How to ensure what you teach kids today is relevant tomorrow.
When most readers of this were in school, any financial education from teachers or parents probably involved things like how to write checks and balance a checkbook – things that are largely useless in an increasingly tech-based world. In other words, even for those who received education on how to be financially successful, many of those lessons were only useful for a time.
Does that make financial education pointless in a tech-based world? How do you teach kids how to manage money when you have no idea what money management will look like in ten years?
“The key is to focus on the fundamentals,” says Gary Herman, President of Consolidated Credit. “You teach the things that are still going to be true tomorrow regardless new technology or innovations. Although the “how” may change, the “what” of financial education remains largely consistent.”
Here are some examples of how core financial lessons and concepts stay constant while methods evolve:
- How to manage money. The core lesson of spending less than what’s earned is still as critical today as it was in the past. Concepts like “account balance” and “overdraft fee” are still used. What’s changed is the practice of balancing a checkbook. Even teaching how to read monthly statements is becoming outdated with paperless billing, apps and SMS text balances.
- Budgeting. Maintaining an accurate household budget is just as important now as it was before there were computers. Monthly e-statements are great, but they show transactions – not the big picture of where all the money is going. Expenses still need to be categorized, counted, and compared to income. Now, it’s just easier with programs that do all the math for you.

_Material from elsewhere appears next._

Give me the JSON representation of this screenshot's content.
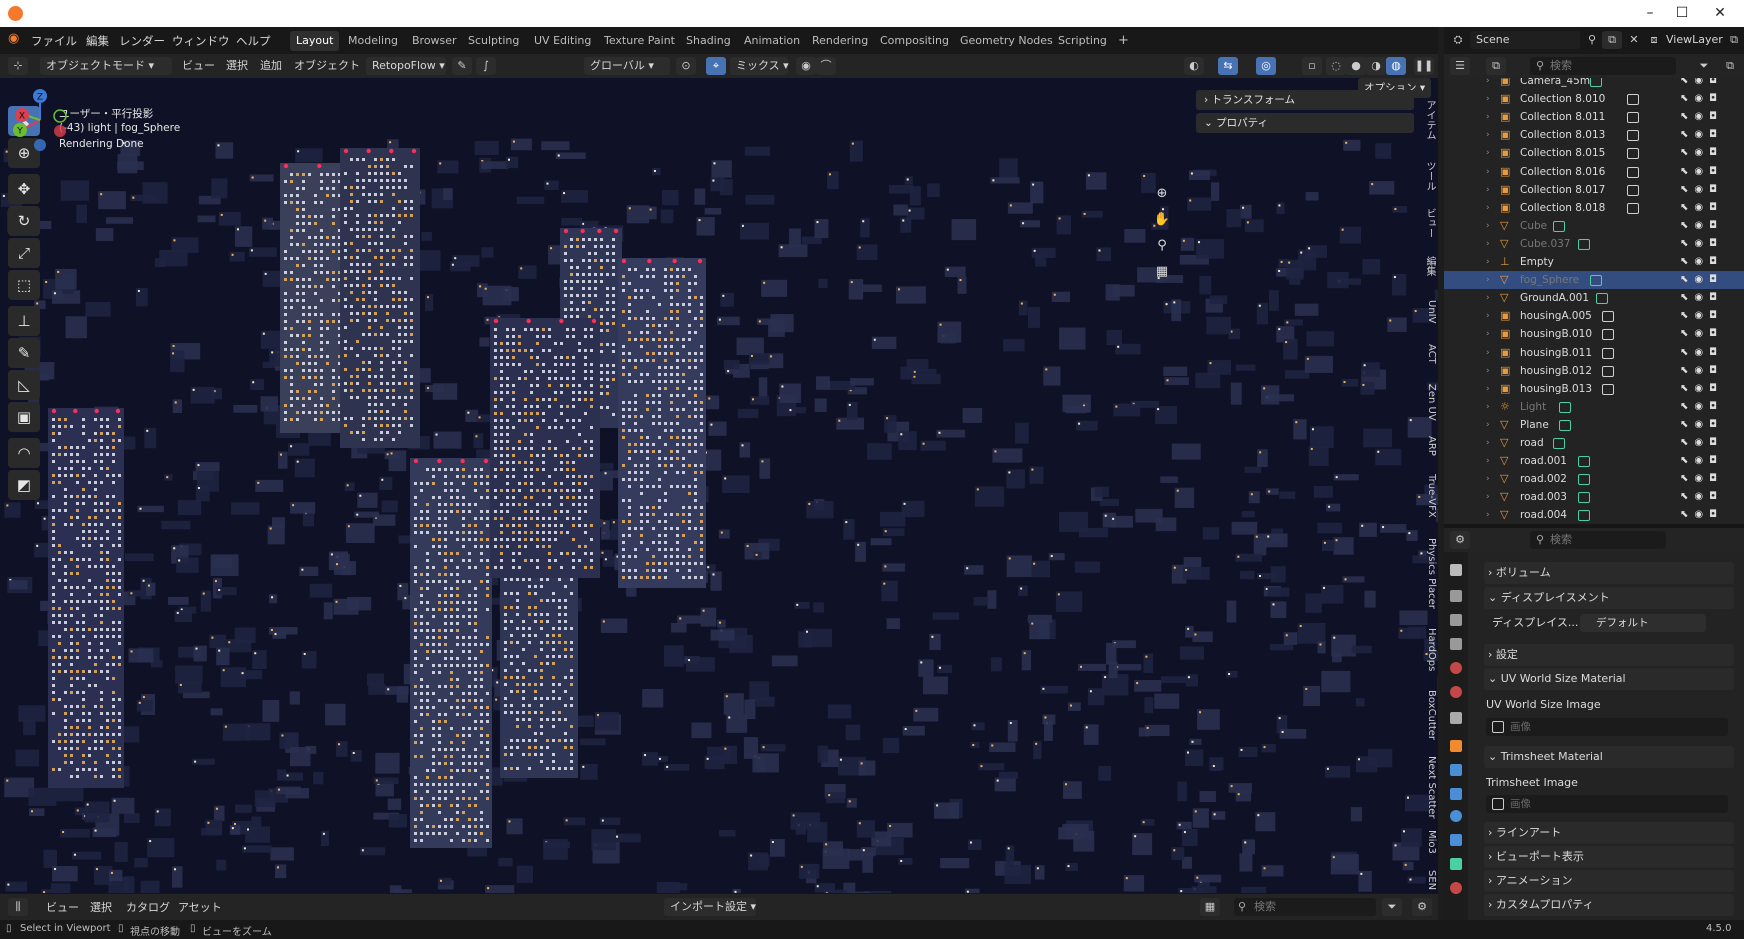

- Borrowing money. Kids need to be taught the basics of what happens when debt is taken on, so they are better equipped to choose loans and lines of credit that help instead of hinder. That means building a basic understanding of interest, fixed versus variable payments, fees, and penalties. Just don’t bother teaching them what to wear when applying for a loan at the bank or how many days it takes to get approval.
- Credit. The credit score is the cornerstone of how credit works, and how that number is calculated is the same as it was when the formula was created in 1956. Credit reports are still used and by law, can only contain specific information – although how fast consumers can get their reports has improved with the speed of the Internet. However, one study found over half of high school seniors (52%) in Rochester, NY didn’t know they were entitled to a free credit report every year or that paying off debt slowly meant higher finance charges.

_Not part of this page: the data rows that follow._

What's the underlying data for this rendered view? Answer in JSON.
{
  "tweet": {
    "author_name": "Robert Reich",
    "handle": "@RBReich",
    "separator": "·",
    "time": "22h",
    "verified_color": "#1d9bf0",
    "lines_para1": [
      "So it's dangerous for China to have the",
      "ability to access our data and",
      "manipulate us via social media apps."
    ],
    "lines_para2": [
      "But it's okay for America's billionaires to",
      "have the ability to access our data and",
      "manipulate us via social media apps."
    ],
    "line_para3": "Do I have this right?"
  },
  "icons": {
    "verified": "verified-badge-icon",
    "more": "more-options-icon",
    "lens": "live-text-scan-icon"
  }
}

- Saving and investing. The first and biggest lesson here is just to teach kids to save. Teaching kids to set money aside is critical and it’s not being done enough. Following that, it’s still important to teach kids about yield versus risk, how assets work, and how to prepare for the future. Essentially, teach them that saving for retirement is important and that they should take advantage of options through their employer, but avoid telling them specifics about accounts. After all, plans like a Roth 401(k) didn’t even exist until relatively recently.
“If you give kids the big picture and make sure they understand basic financial concepts, then you’re really preparing them for financial success,” Mr. Herman explains. “Otherwise, you may be wasting valuable teaching time on lessons that won’t be as useful as you’d hoped in the future. That leaves kids open to problems down the road once they’re out on their own.”
Consolidated Credit understands how important financial education for kids is to raising financially successful adults. That’s why they offer extensive advice on talking about money with your kids and teaching kids to budget. In addition, for parents struggling with debt, teach kids not to wait when it comes to asking for help and finding a solution. Call Consolidated Credit today at %%Phone_Number%% to request a free consultation with a certified credit counselor.